EXERCISE:
Please copy each line of the data that includes the string "false".

EXERCISE INPUTS:
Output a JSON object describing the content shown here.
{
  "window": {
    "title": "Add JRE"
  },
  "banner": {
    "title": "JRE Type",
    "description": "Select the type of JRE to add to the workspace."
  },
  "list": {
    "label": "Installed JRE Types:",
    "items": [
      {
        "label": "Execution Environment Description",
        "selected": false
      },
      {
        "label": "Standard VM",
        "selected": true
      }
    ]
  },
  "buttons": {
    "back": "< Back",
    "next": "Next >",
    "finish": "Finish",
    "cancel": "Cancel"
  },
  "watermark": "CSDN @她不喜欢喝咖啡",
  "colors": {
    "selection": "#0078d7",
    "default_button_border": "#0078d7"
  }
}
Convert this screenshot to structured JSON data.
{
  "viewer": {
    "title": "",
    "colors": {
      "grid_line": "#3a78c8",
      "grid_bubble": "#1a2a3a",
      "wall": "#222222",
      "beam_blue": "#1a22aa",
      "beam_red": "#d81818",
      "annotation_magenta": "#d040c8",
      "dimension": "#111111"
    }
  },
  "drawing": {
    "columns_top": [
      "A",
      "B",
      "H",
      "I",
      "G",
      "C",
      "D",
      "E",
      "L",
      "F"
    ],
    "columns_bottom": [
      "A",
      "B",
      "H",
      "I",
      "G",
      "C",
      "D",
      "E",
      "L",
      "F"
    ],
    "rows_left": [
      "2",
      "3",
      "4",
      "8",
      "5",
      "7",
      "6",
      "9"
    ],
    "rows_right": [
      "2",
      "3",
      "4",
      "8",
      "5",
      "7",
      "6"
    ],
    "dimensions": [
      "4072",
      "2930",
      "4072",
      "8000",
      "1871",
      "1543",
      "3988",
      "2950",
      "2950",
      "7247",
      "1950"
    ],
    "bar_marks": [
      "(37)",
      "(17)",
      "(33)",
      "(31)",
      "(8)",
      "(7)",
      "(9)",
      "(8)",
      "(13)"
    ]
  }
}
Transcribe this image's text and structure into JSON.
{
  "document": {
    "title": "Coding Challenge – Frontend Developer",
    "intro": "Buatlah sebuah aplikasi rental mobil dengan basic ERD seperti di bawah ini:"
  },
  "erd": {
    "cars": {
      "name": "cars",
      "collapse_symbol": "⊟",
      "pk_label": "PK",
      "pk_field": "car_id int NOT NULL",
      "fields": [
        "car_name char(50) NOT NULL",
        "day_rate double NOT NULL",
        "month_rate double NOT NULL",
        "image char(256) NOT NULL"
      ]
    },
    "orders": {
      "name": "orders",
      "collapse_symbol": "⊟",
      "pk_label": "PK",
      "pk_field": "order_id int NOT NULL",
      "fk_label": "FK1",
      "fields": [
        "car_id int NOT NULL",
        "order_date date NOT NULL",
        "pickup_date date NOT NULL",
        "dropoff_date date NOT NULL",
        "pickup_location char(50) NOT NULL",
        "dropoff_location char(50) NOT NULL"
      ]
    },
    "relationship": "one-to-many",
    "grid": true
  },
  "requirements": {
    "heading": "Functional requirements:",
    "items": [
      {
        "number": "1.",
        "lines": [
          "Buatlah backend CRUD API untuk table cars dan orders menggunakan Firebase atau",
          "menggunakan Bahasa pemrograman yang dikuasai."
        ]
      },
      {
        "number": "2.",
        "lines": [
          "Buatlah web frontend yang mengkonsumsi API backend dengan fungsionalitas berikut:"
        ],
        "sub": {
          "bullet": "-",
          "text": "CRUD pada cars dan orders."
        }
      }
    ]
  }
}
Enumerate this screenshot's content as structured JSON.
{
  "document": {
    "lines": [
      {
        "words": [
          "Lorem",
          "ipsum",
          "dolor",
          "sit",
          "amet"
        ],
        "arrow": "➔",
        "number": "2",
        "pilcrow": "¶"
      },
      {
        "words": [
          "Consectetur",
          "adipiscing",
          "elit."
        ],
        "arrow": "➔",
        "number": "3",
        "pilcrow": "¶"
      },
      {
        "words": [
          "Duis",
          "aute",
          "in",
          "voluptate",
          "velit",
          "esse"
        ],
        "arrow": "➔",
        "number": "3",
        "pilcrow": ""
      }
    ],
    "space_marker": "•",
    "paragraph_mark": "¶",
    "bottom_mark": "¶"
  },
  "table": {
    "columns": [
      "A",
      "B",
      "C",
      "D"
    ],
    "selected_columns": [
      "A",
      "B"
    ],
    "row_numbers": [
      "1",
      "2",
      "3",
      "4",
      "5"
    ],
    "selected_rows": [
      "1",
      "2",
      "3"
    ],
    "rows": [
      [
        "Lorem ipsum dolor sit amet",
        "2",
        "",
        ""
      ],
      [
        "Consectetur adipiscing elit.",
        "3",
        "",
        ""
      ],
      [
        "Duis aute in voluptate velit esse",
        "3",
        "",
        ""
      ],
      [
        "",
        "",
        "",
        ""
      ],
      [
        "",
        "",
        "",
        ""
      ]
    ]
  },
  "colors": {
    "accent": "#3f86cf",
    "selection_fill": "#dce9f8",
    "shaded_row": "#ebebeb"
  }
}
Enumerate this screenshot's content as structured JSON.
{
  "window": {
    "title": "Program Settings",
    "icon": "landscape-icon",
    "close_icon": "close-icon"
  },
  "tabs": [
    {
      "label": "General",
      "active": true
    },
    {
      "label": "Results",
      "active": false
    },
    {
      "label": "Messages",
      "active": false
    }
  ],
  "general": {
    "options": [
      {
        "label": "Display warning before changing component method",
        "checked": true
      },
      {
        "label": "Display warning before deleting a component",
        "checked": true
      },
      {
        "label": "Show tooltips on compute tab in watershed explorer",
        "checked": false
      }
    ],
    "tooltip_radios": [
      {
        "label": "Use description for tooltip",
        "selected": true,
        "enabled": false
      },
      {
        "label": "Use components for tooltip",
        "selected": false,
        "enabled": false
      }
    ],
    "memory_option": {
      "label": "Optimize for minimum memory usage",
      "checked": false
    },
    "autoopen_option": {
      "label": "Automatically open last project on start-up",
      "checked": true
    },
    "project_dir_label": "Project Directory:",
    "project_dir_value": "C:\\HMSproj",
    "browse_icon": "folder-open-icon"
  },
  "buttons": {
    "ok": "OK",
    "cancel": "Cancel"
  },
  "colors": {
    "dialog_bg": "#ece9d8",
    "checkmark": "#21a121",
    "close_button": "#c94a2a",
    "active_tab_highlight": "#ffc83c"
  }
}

SOLUTION:
        "selected": false
      "active": false
      "active": false
        "checked": false
        "enabled": false
        "selected": false,
        "enabled": false
      "checked": false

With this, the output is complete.